by laine perry
I’ll tell you this…at age seven I swept the chalky floors of my Grandmother’s junk shop, where she hawked wares, charm, and experience to the three or so tourists who might stumble out of the B-bar-B tavern next door flush with vacation money the bar couldn’t make a dent in, and feeling brave enough to go a round or two with my Grandmother’s take on nostalgia.
I did it for the privilege of being in her company. I preferred her company above all others. She was the only person I thoroughly trusted. The only one who fearlessly answered truthfully all of my exacting questions, and she was smarter than any person I’ve come across since.
My Grandmother told me John Wayne and Katherine Hepburn had come in once. She told me that Ms. Hepburn had kept her gloves on the entire visit and that made me smile. The picture of my Grandmother sizing up those two, and particularly John Wayne, made me feel closer to her than a worm was to dirt.
I swept the floors for free. I would have done anything she asked of me just for her company. It helped that she loved me, loved my wildness, my as yet unyoked spirit, our shared wit and dry humor. We loved each other the way we understood each other…perfectly.
Back at my Mother’s place things were more than bleak. I was always doing things that upset my Mother. Once I ate two green olives from a jar and was chastised for having ruined any chance of a supper. Things were so insane on that front that I had long ago stopped bringing any of it up. When I worked in my Grandmother’s shop life opened up and everything I instinctively knew about life resumed a certain glow.
I say I worked for free but the deal was this, I was allowed to choose any one item within reason from inventory as a reward for my efforts with the broom.
Usually, I declined to take anything. I knew my Grandmother would take me up the street for a patty-melt at the café in town, once our doors closed for the day, and that was enough for me. But on one day in the springtime, I spotted something marvelous. It was an oval pendant, a hologram of Jesus. When I looked at it head on, it was a passport photo of a handsome Jesus, and when I tilted the pendant a tree of life sprang forward.
I held the pendant in my hand angling it back and forth enchanted. My Grandmother smiled and said,

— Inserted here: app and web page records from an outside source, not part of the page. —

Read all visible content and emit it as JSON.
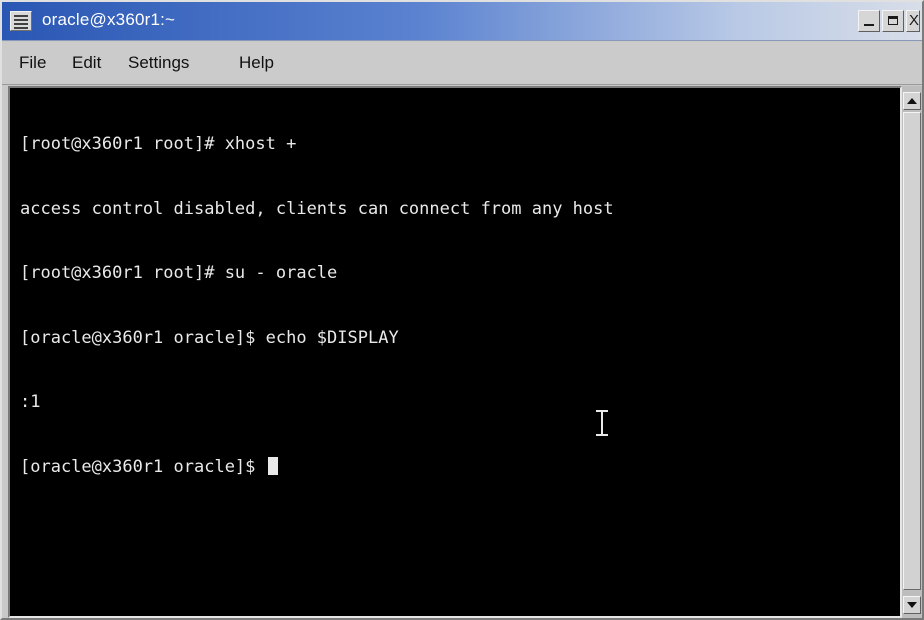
{
  "window": {
    "title": "oracle@x360r1:~"
  },
  "title_buttons": {
    "close_glyph": "X"
  },
  "menubar": {
    "items": [
      "File",
      "Edit",
      "Settings",
      "Help"
    ]
  },
  "terminal": {
    "lines": [
      "[root@x360r1 root]# xhost +",
      "access control disabled, clients can connect from any host",
      "[root@x360r1 root]# su - oracle",
      "[oracle@x360r1 oracle]$ echo $DISPLAY",
      ":1",
      "[oracle@x360r1 oracle]$ "
    ],
    "background": "#000000",
    "foreground": "#e9e9e9"
  },
  "icons": {
    "window_menu": "window-menu-icon",
    "minimize": "minimize-icon",
    "maximize": "maximize-icon",
    "close": "close-icon",
    "scroll_up": "arrow-up-icon",
    "scroll_down": "arrow-down-icon",
    "text_cursor": "i-beam-cursor-icon"
  },
  "colors": {
    "titlebar_start": "#2a57b4",
    "titlebar_end": "#d8dee8",
    "chrome": "#c9c9c9"
  }
}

“We’ll have to find a chain for it.”
I pocketed the thing and continued sweeping. Once, during the work day in that dusty, treasure filled place our eyes met and we smiled at each other knowing life was both this way and that, and we knew then, and there to embrace it.
Laine Perry grew up on the road with her mom, making music and telling stories. Many more of these stories from Laine can be found in the Vault of Smoke.